Benefits of CHIP and eating a Whole-Food, Plant-Based Diet
Whole-Food Plant-Based Diet in Action
The images below demonstrate the dramatic improvement in coronary artery blood flow that can be achieved with lifestyle changes alone.
Above: Coronary artery angiogram in a 44 year-old surgeon. The left hand image is from an angiogram performed on the day of the patient’s heart attack. The severe lesion in the left anterior descending artery was felt to not be amenable to stent placement or bypass surgery. The right hand image is from an angiogram performed after 3 years on the Esselstyn diet. The patient received no medication. He improved on diet alone. Most results will not be this visually dramatic but even minimal improvement in appearance will yield tremendous clinical improvement because the resistance to blood flow in an artery varies as the 4th power of the radius.

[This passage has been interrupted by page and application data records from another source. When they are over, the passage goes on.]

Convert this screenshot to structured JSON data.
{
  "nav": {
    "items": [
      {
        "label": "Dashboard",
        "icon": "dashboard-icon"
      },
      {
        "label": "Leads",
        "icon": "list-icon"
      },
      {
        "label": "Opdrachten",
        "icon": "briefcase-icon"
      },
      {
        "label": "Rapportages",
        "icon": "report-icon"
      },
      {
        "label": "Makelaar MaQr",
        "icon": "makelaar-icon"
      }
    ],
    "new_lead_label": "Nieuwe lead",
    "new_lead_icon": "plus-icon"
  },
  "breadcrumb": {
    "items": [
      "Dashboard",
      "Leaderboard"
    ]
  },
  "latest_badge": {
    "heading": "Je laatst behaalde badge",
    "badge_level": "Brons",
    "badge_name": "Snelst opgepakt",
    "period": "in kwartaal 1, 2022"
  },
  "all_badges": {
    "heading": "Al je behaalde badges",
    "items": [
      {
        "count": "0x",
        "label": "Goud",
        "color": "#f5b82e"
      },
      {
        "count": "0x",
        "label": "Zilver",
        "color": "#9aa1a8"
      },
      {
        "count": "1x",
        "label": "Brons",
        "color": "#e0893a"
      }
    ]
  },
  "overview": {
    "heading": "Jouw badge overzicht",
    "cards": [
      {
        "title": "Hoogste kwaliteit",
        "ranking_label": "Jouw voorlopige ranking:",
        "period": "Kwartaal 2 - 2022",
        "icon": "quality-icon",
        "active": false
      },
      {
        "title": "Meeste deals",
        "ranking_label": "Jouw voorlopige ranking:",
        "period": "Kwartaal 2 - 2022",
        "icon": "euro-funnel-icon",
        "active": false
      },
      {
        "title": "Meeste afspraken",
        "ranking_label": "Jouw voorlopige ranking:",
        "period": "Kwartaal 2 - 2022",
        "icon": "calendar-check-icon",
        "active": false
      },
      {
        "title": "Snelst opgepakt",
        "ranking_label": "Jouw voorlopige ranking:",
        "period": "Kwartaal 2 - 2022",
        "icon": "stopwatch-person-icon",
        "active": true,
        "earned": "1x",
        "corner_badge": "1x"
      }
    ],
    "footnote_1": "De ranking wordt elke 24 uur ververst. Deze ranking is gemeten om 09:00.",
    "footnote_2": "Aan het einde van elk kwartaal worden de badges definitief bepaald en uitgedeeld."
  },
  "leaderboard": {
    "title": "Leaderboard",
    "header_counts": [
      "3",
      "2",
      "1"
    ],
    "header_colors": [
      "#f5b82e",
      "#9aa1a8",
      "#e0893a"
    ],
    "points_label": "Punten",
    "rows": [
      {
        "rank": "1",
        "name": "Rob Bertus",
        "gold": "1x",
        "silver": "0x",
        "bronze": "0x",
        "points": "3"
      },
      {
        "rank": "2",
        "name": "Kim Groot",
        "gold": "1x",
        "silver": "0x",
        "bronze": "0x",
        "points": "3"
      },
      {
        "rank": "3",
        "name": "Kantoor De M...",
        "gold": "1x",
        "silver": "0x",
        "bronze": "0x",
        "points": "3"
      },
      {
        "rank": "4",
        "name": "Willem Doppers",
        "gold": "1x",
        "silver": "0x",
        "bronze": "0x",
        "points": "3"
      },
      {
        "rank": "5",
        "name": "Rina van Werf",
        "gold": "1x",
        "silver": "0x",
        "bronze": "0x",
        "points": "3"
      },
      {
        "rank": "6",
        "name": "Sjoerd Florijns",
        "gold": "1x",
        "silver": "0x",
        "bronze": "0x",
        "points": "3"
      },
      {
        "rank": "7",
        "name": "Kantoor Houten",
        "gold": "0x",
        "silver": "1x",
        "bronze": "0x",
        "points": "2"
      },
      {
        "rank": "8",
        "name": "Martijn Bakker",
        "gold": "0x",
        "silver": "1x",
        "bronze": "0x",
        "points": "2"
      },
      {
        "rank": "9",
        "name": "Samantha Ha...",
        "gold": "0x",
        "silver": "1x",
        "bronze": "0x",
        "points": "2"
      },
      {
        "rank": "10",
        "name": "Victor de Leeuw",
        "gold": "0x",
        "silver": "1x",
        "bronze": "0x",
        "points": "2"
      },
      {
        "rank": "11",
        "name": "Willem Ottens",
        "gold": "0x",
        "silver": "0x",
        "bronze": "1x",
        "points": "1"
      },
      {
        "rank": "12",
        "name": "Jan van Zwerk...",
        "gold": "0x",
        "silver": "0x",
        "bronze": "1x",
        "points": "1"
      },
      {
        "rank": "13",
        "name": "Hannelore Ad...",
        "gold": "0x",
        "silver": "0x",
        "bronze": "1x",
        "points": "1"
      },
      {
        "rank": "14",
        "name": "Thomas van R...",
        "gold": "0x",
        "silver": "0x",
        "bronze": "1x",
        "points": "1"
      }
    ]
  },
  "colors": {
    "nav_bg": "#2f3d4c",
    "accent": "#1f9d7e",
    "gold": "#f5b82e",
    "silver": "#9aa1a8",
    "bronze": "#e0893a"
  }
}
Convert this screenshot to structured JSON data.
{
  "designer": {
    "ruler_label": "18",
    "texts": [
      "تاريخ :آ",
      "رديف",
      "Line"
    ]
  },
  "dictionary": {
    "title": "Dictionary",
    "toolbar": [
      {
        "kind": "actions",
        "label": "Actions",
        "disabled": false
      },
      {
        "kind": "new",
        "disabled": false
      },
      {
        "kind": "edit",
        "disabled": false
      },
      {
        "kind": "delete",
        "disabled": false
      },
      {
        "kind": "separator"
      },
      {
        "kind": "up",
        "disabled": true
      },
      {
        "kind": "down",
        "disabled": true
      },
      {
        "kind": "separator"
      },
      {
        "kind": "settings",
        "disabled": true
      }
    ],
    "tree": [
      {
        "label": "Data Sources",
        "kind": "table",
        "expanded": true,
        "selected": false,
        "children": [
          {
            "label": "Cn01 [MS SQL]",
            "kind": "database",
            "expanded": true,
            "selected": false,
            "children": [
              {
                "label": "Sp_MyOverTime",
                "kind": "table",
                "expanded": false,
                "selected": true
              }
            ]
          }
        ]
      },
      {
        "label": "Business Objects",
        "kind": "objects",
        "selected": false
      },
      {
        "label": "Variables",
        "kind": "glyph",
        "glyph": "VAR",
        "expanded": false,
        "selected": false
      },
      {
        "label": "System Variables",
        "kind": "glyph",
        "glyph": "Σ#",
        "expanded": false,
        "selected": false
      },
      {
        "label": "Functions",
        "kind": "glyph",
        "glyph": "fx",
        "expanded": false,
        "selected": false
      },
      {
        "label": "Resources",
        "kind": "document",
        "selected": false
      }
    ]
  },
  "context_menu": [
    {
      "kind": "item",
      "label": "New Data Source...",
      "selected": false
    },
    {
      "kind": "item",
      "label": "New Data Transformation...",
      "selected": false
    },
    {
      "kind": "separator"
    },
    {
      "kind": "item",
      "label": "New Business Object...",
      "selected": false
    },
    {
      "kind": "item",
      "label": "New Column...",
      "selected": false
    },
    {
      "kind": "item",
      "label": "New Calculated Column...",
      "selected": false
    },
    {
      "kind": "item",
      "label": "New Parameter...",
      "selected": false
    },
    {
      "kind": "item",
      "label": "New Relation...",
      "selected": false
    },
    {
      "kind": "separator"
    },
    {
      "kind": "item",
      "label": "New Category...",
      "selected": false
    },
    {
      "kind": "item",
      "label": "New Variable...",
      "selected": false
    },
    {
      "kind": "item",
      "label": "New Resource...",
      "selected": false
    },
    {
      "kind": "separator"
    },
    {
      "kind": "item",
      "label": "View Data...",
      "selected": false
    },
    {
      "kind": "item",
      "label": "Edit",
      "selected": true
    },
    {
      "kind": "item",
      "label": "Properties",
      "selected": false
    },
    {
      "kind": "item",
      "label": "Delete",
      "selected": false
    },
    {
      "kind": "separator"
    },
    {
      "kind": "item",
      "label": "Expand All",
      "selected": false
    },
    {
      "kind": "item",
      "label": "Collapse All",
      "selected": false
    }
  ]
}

The Esselstyn Diet consists of whole plants: whole grains, legumes, vegetables, greens, roots, and fruit. The diet minimizes all processed foods including sugar, white flour, white rice, and other refined or “fractionated” foods. The diet eliminates all animal products as well as all oils, nuts, seeds, avocado, and coconut.
Below: The images below are from the cardiac PET scans on 4 different patients. The left hand images demonstrate significant ischemia at baseline. The right hand images demonstrate normal or near-normal myocardial perfusion after adopting the Esselstyn diet. Note how rapidly the improvement is demonstrated. Also note the profound drop in cholesterol.
The United States Preventive Services Task Force (USPSTF) recommends that lifestyle intervention programs for prevention be offered to all patients who qualify. Grade A and B recommendations = “Offer or provide this service.”
From the USPSTF website:
Based upon proven results in numerous scientific studies and journal articles, the following conditions will almost certainly show improvement:
- Cardiovascular disease
Based upon results in scientific studies and journal articles, conditions that have shown improvement in some patients:
- Early prostate cancer ² (in the watchful waiting phase)
- Gallstones and Kidney stones
- Rheumatoid arthritis and Lupus
- Ulcerative colitis and Crohn’s disease
- Graves’ disease
According to the CDC, much of the chronic disease burden is attributable to a short list of key risk factors; most US adults have more than one of these risk factors:
- High blood pressure
- Tobacco use & secondhand smoke exposure
- Obesity (high body mass index)
- Physical inactivity
- Excessive alcohol use
- Diets low in fruits and vegetables
- Diets high in sodium and saturated fats